Americans know a lot about Defense Secretary Robert Gates, most significantly that he has served admirably under two polar-opposite presidents and that he is retiring at the end of this week, to be replaced by CIA Director Leon Panetta. It’s also well-known that Gates served as president of Texas A&M University and earlier as CIA director under President George H.W. Bush.
But what many people might not know is that Gates has strong ties to Washington state. According to The Seattle Times, Gates and his wife, Rebecca, and their two children moved in 1994 to a lakefront home on Big Lake near Mount Vernon in Skagit County. Son Bradley graduated from Washington State University in Pullman. The Times reported in 2006: “While living in Skagit County, Gates made several donations to the local Big Lake Elementary School. His gifts — which he later acknowledged — were made anonymously, until he stepped forward in 2001 to offer $20,000 in matching donations … to build a new playground.” And according to a recent editorial in The Herald of Everett, Gates will retire to that lakefront home.
To our state, Gates brings a legacy as one of America’s most even-tempered, rational and powerful national-security experts in the past several decades. He has consistently operated beyond the political constraints that bind less-resolute public servants inside the Beltway. You think you’ve experienced tough managerial changes at your job? It’s doubtful many workers have labored under leaders as radically different as President George W. Bush and President Barack Obama.

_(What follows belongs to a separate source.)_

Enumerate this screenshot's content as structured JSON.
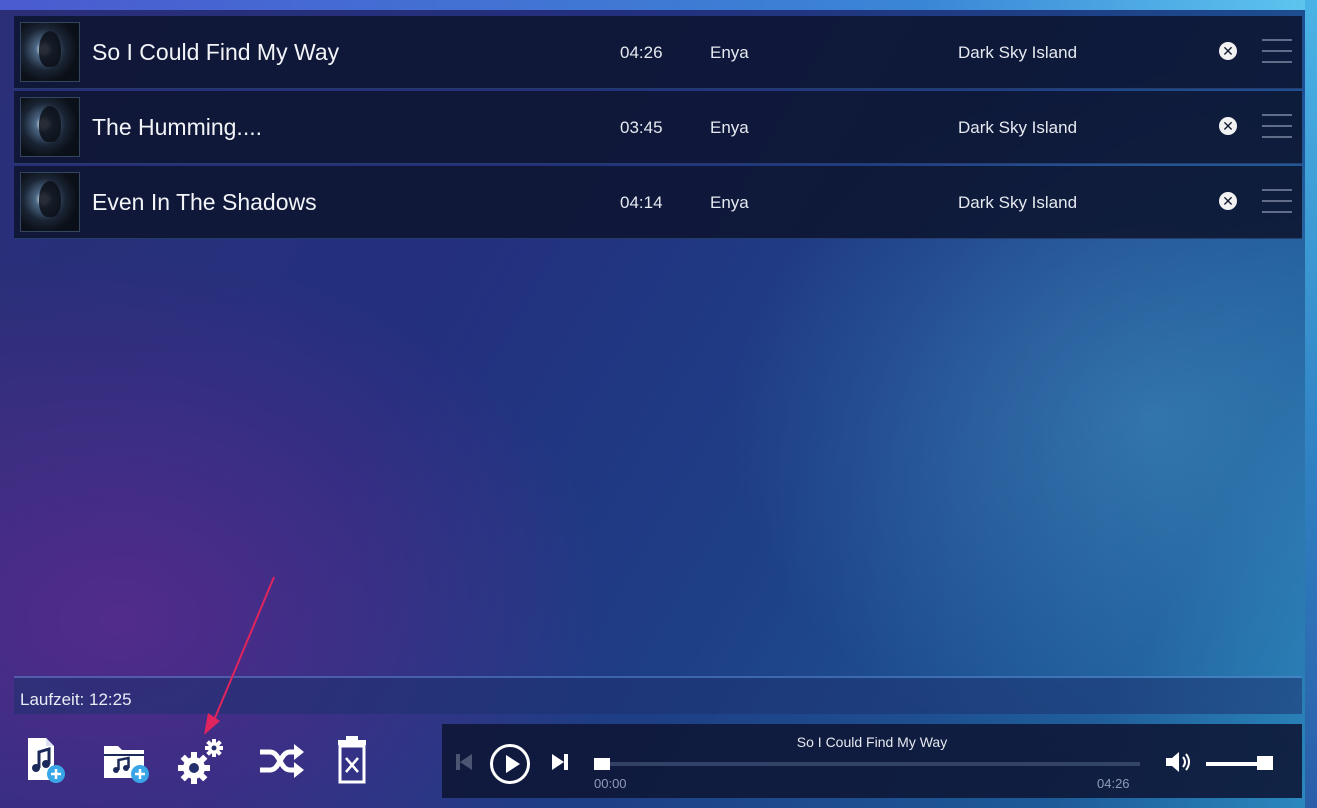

It might not have been easy for Gates to leave a comfortable presidency at Texas A&M and answer the younger Bush’s call to serve as defense secretary. And it might not have been easy for the low-keyed, studious Gates to work in the shadow of what The Herald called “the arrogant, bombastic tenure of his predecessor, Donald Rumsfeld.”

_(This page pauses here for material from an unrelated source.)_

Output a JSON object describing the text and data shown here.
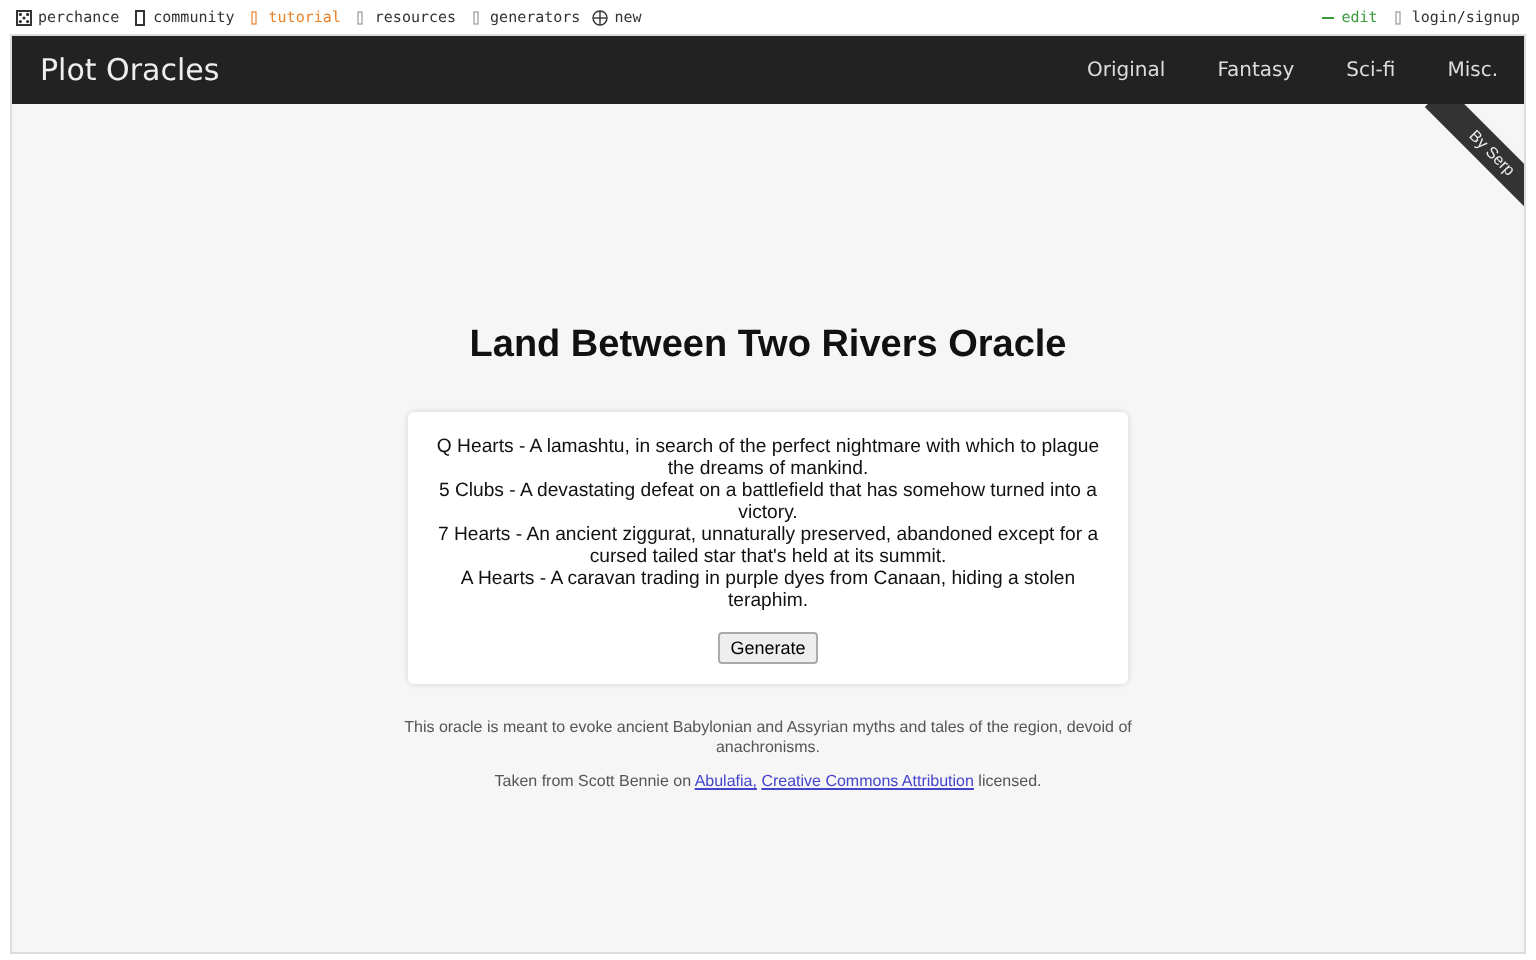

But Robert Gates is not a man of mights or maybes. We learned that this year when he told Army cadets at West Point: “In my opinion, any future defense secretary who advises the president to again send a big American land army into Asia or into the Middle East or Africa should ‘have his head examined,’ as General MacArthur so delicately put it.”
We were reminded recently that Gates is not a man of mights or maybes when he spoke at NATO headquarters in Brussels. He said that if NATO doesn’t pick up the pace on meeting its obligations, there will be “the real possibility for a dim, if not dismal future for the transatlantic alliance.”
To be sure, Gates is retiring with no abundance of admiration for NATO, as he boldly described NATO’s air operations in Libya: “We have the spectacle of an air operations center (in Italy), designed to handle more than 300 sorties a day, struggling to launch about 150. Furthermore, the mightiest military alliance in history is only 11 weeks into an operation against a poorly armed regime in a sparsely populated country, yet many allies are beginning to run short of munitions, requiring the U.S., once more, to make up the difference.”
Obviously, Gates is tired of his United States’ playing the role of global police chief: “The blunt reality is that there will be dwindling appetite and patience in the U.S. Congress — and in the American body politic writ large — to expend increasingly precious funds on behalf of nations that are apparently unwilling to devote the necessary resources or make the necessary changes to be serious and capable partners in their own defense.”
With Gates demonstrating such clear common sense, we wish he were continuing as defense secretary. But we’re glad to have him joining us here in the Pacific Northwest.